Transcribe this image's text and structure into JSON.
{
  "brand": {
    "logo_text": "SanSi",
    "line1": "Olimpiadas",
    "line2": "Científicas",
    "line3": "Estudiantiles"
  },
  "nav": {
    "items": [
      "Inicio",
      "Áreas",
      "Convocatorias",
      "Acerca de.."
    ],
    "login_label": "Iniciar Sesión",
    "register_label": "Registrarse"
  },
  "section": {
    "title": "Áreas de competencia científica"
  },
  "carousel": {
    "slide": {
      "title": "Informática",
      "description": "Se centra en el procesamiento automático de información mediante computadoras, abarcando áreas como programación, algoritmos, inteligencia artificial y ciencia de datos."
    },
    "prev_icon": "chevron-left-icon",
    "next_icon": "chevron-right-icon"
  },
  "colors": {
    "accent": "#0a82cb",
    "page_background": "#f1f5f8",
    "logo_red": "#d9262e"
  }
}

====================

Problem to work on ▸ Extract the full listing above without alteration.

Output of the exercise ▸
Transcribe this image's text and structure into JSON.
{
  "brand": {
    "logo_text": "SanSi",
    "line1": "Olimpiadas",
    "line2": "Científicas",
    "line3": "Estudiantiles"
  },
  "nav": {
    "items": [
      "Inicio",
      "Áreas",
      "Convocatorias",
      "Acerca de.."
    ],
    "login_label": "Iniciar Sesión",
    "register_label": "Registrarse"
  },
  "section": {
    "title": "Áreas de competencia científica"
  },
  "carousel": {
    "slide": {
      "title": "Informática",
      "description": "Se centra en el procesamiento automático de información mediante computadoras, abarcando áreas como programación, algoritmos, inteligencia artificial y ciencia de datos."
    },
    "prev_icon": "chevron-left-icon",
    "next_icon": "chevron-right-icon"
  },
  "colors": {
    "accent": "#0a82cb",
    "page_background": "#f1f5f8",
    "logo_red": "#d9262e"
  }
}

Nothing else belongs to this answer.